The Vachanakaras in their Lingayat teaching, like the Vedantins, advocate the doctrine that Linga is sat, chit, ananda, nitya, and paripoorna.

Chit – Many Vachanakaras describe Linga or Shiva in mystical expressions like arivu or jnana, knowledge, chit, consciousness, prakashaa, effulgence, and chit-prakasha, consciousness-effulgence. It is infinite, indivisible undifferentiated consciousness and is gender-free. It is present in us in the form of the jivatman, individual self, bound by body, mind, and senses. Linga is omnipresent and it is wrong to think that it is present only in living beings and not in inanimate objects.

Sat – All things in the world are subject to constant change. But the Consciousness in them does not change. It is sat, real. All things come and go at different points of time, but the universal Consciousness neither comes nor goes, it always is. It is the unchanging substratum of all change. Just as the sea remains as it is, in spite of taking many forms — waves, bubbles, or foam — so also Linga remains unchanged in the midst of innumerable changes in the world, which is its transformation. In fact, if there were no unchanging reality, sat, no changing world could exist.

Ananda – In their samadhi, yogis experience the unchanging Consciousness in contrast to the constantly changing mental states experienced in the usual waking life. That is the moment when they experience bliss, ananda. Just as the Consciousness experienced in the state of samadhi is called sat and chit, so also it is called ananda. Ananda is the original nature of Consciousness and is not derived from any external source. If Consciousness experienced in the mystic state is Linga, then Linga must be sat, chit, and ananda.

Nitya – Linga is also nitya, eternal — beginningless and endless. One may ask the meaningful question, ‘What was the time of Shankaracharya?’ However, the question ‘Since when has Linga been in existence?’ is absurd, for Shiva is eternal. This implies that persons subject to birth and death should not be called God.

Basavanna argues that the god Indra is born of Amritavati and Somashambhu, Brahma is born of Jyeshta Devi and Satyarshi, and Vishnu is born of Vasudeva and Devaki. ‘Does God Kudalasangamadeva who is beyond creation, maintenance, and destruction have parents?’ (Samagra-vachana-samputa, ed. M M Kalburgi et al. (Bengaluru: Kannada Book Authority, 2001), vol. 1, verse 545.)

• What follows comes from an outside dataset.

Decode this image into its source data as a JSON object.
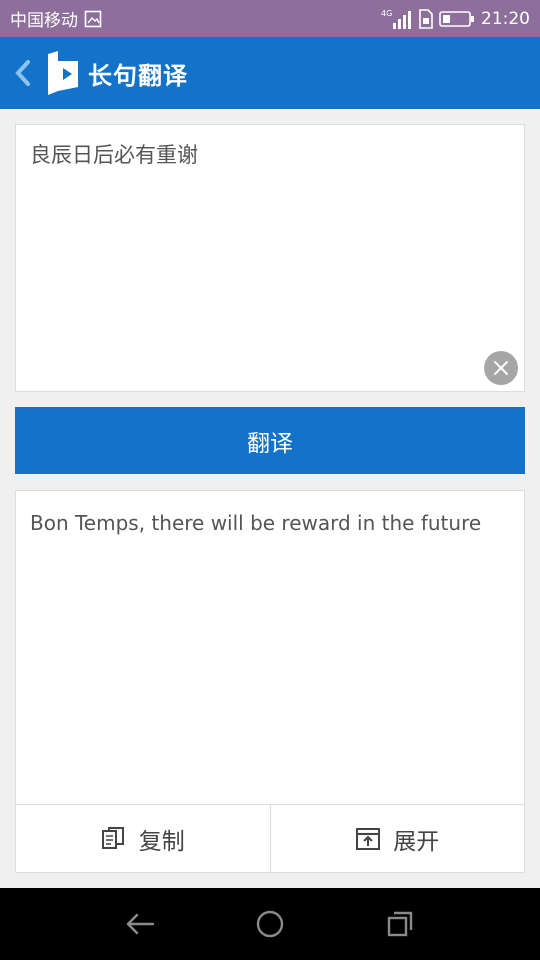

Paripoorna · The word Paripoorna as applied to Shiva means ‘all-pervasive’. While many theists refuse to think that God, being holy and perfect, exists in unholy places, the Vachanakaras think that Linga exists everywhere. Like the Upanishadic thinkers, they say that God is smaller than the smallest and bigger than the biggest. Statements like ‘Whichever way I look, you alone are, O Bhagavan’, ‘You are the forest, and trees in it, and the animals that move about in it’ also speak of the Lingayat concept of God as omnipresent.

Though the world is entirely occupied by Linga, it does not exhaust him. Since it is said to be included in God, he must be conceived as both immanent and transcendent. In other words, the Lingayat position is one of panentheism and not pantheism.

Sourceexcerpts from article titled ‘Lingayat Philosophy and Vedanta’ by Prof. N G Mahadevappa in the 2010 issue of Prabuddha Bharata Magazine.